We acknowledge and thank the ANZNN participants and families for their contribution. Thanks to all the Advisory Council members of the ANZNN. We also wish to acknowledge the ANZNN Executive Committee who are not members of hospitals contributing to data. MB acknowledges a Health Research Council, Clinical Practitioner Research Fellowship.
Collaborators Advisory Council members of ANZNN (*denotes ANZNN Executive Committee). Australia: Scott Morris (Flinders Medical Centre, SA), Peter Schmidt (Gold Coast University Hospital, QLD), Larissa Korostenski (John Hunter Children’s Hospital, NSW), Mary Sharp, Steven Resnick, Rebecca Thomas, Andy Gill*, Jane Pillow* (King Edward Memorial and Perth Children’s Hospitals, WA), Jacqueline Stack (Liverpool Hospital, NSW), Pita Birch, Karen Nothdurft* (Mater Mother’s Hospital, QLD), Dan Casalaz, Jim Holberton* (Mercy Hospital for Women, VIC), Alice Stewart, Rod Hunt* (Monash Medical Centre, VIC), Lucy Cooke* (Neonatal Retrieval Emergency Service Southern Queensland, QLD), Lyn Downe (Nepean Hospital, NSW), Michael Stewart (Paediatric Infant Perinatal Emergency Retrieval, VIC), Andrew Berry (NSW Newborn & Paediatric Emergency Transport Service), Leah Hickey (Royal Children’s Hospital, VIC), Peter Morris (Royal Darwin Hospital, NT), Tony De Paoli, Naomi Spotswood* (Royal Hobart Hospital, TAS), Srinivas Bolisetty, Kei Lui* (Royal Hospital for Women, NSW), Mary Paradisis (Royal North Shore Hospital, NSW), Mark Greenhalgh (Royal Prince Alfred Hospital, NSW), Pieter Koorts (Royal Brisbane and Women’s Hospital, QLD), Carl Kuschel, Lex Doyle (Royal Women’s Hospital, VIC), John Craven (SAAS MedSTAR Kids, SA), Clare Collins (Sunshine Hospital, VIC), Andrew Numa (Sydney Children’s Hospital, NSW), Hazel Carlisle (The Canberra Hospital, ACT), Nadia Badawi, Himanshu Popat (The Children’s Hospital at Westmead, NSW), Guan Koh (The Townsville Hospital, QLD), Jonathan Davis (Western Australia Neonatal Transport Service), Melissa Luig* (Westmead Hospital, NSW), Bevan Headley, Chad Andersen* (Women’s and Children’s Hospital, SA). New Zealand: Nicola Austin (Christchurch Women’s Hospital), Brian Darlow (Christchurch School of Medicine), Liza Edmonds (Dunedin Hospital), Guy Bloomfield (Middlemore Hospital), Mariam Buksh, Malcolm Battin* (Auckland City Hospital), Jutta van den Boom (Waikato Hospital), Callum Gately (Wellington Women’s Hospital). ANZNN Executive Committee who are not members of hospitals contributing to data: Georgina Chambers* (National Perinatal Epidemiology and Statistics Unit, University of New South Wales), Victor Samuel Rajadurai* (KK Women’s and Children’s Hospital, Singapore), David Barker* (Whangarei Hospital, NZ), Anjali Dhawan* (Blacktown Hospital, NSW), Barbara Hammond* (Whanganui Hospital, NZ), Natalie Merida* (consumer), Denise Harrison* (ACNN).

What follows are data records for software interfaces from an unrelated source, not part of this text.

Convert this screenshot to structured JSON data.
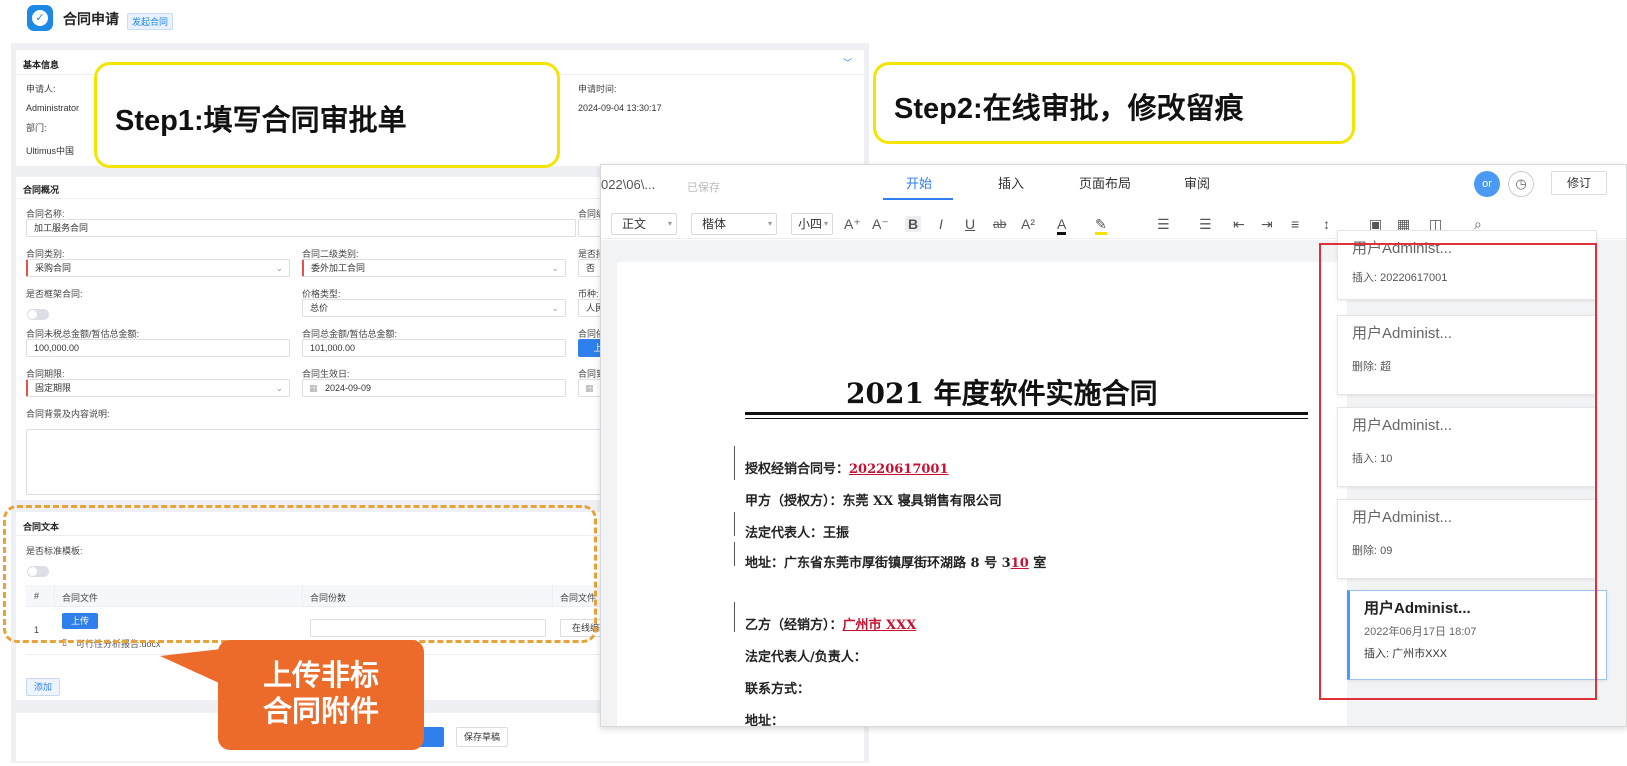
{
  "header": {
    "title": "合同申请",
    "tag": "发起合同",
    "logo_icon": "check-circle-icon"
  },
  "basic_info": {
    "section_title": "基本信息",
    "applicant_label": "申请人:",
    "applicant_value": "Administrator",
    "dept_label": "部门:",
    "dept_value": "Ultimus中国",
    "apply_time_label": "申请时间:",
    "apply_time_value": "2024-09-04 13:30:17"
  },
  "overview": {
    "section_title": "合同概况",
    "name_label": "合同名称:",
    "name_value": "加工服务合同",
    "name_right_label": "合同编",
    "type_label": "合同类别:",
    "type_value": "采购合同",
    "subtype_label": "合同二级类别:",
    "subtype_value": "委外加工合同",
    "right_label_2": "是否招",
    "right_value_2": "否",
    "framework_label": "是否框架合同:",
    "price_type_label": "价格类型:",
    "price_type_value": "总价",
    "currency_label": "币种:",
    "currency_value": "人民",
    "untaxed_label": "合同未税总金额/暂估总金额:",
    "untaxed_value": "100,000.00",
    "total_label": "合同总金额/暂估总金额:",
    "total_value": "101,000.00",
    "right_label_4": "合同依",
    "upload_short": "上",
    "term_label": "合同期限:",
    "term_value": "固定期限",
    "effective_label": "合同生效日:",
    "effective_value": "2024-09-09",
    "right_label_5": "合同到",
    "desc_label": "合同背景及内容说明:"
  },
  "contract_text": {
    "section_title": "合同文本",
    "standard_label": "是否标准模板:",
    "columns": [
      "#",
      "合同文件",
      "合同份数",
      "合同文件"
    ],
    "row_index": "1",
    "upload_label": "上传",
    "file_name": "可行性分析报告.docx",
    "right_cell": "在线编辑",
    "add_label": "添加"
  },
  "footer": {
    "save_draft_label": "保存草稿"
  },
  "callouts": {
    "step1": "Step1:填写合同审批单",
    "step2": "Step2:在线审批，修改留痕",
    "orange_line1": "上传非标",
    "orange_line2": "合同附件"
  },
  "editor": {
    "doc_crumb": "022\\06\\...",
    "saved_label": "已保存",
    "tabs": [
      "开始",
      "插入",
      "页面布局",
      "审阅"
    ],
    "active_tab": "开始",
    "avatar_text": "or",
    "revise_label": "修订",
    "style_value": "正文",
    "font_value": "楷体",
    "size_value": "小四",
    "doc_title": "2021 年度软件实施合同",
    "lines": {
      "l1_prefix": "授权经销合同号：",
      "l1_value": "20220617001",
      "l2": "甲方（授权方）：东莞 XX 寝具销售有限公司",
      "l3": "法定代表人：王振",
      "l4_prefix": "地址：广东省东莞市厚街镇厚街环湖路 8 号 3",
      "l4_red": "10",
      "l4_suffix": " 室",
      "l5_prefix": "乙方（经销方）：",
      "l5_value": "广州市 XXX",
      "l6": "法定代表人/负责人：",
      "l7": "联系方式：",
      "l8": "地址："
    },
    "comments": [
      {
        "user": "用户Administ...",
        "action": "插入: 20220617001"
      },
      {
        "user": "用户Administ...",
        "action": "删除: 超"
      },
      {
        "user": "用户Administ...",
        "action": "插入: 10"
      },
      {
        "user": "用户Administ...",
        "action": "删除: 09"
      },
      {
        "user": "用户Administ...",
        "time": "2022年06月17日 18:07",
        "action": "插入: 广州市XXX"
      }
    ]
  },
  "colors": {
    "accent": "#2f7ef6",
    "callout_yellow": "#f5e400",
    "callout_orange": "#ec6b2a",
    "revision_red": "#c8102e",
    "highlight_box": "#e0303a"
  }
}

Contributors KS and MB conceived the study and applied for access to the data set. KS, TMC, MS and MB analysed the data. KS prepared the draft and all authors contributed to the writing, editing and final review of the manuscript. MB acts as guarantor.
Funding This study was funded by a Health Research Council, the Clinical Practitioner Research Fellowship (20/030).
Competing interests None declared.
Patient and public involvement Patients and/or the public were not involved in the design, or conduct, or reporting, or dissemination plans of this research.
Provenance and peer review Not commissioned; externally peer reviewed.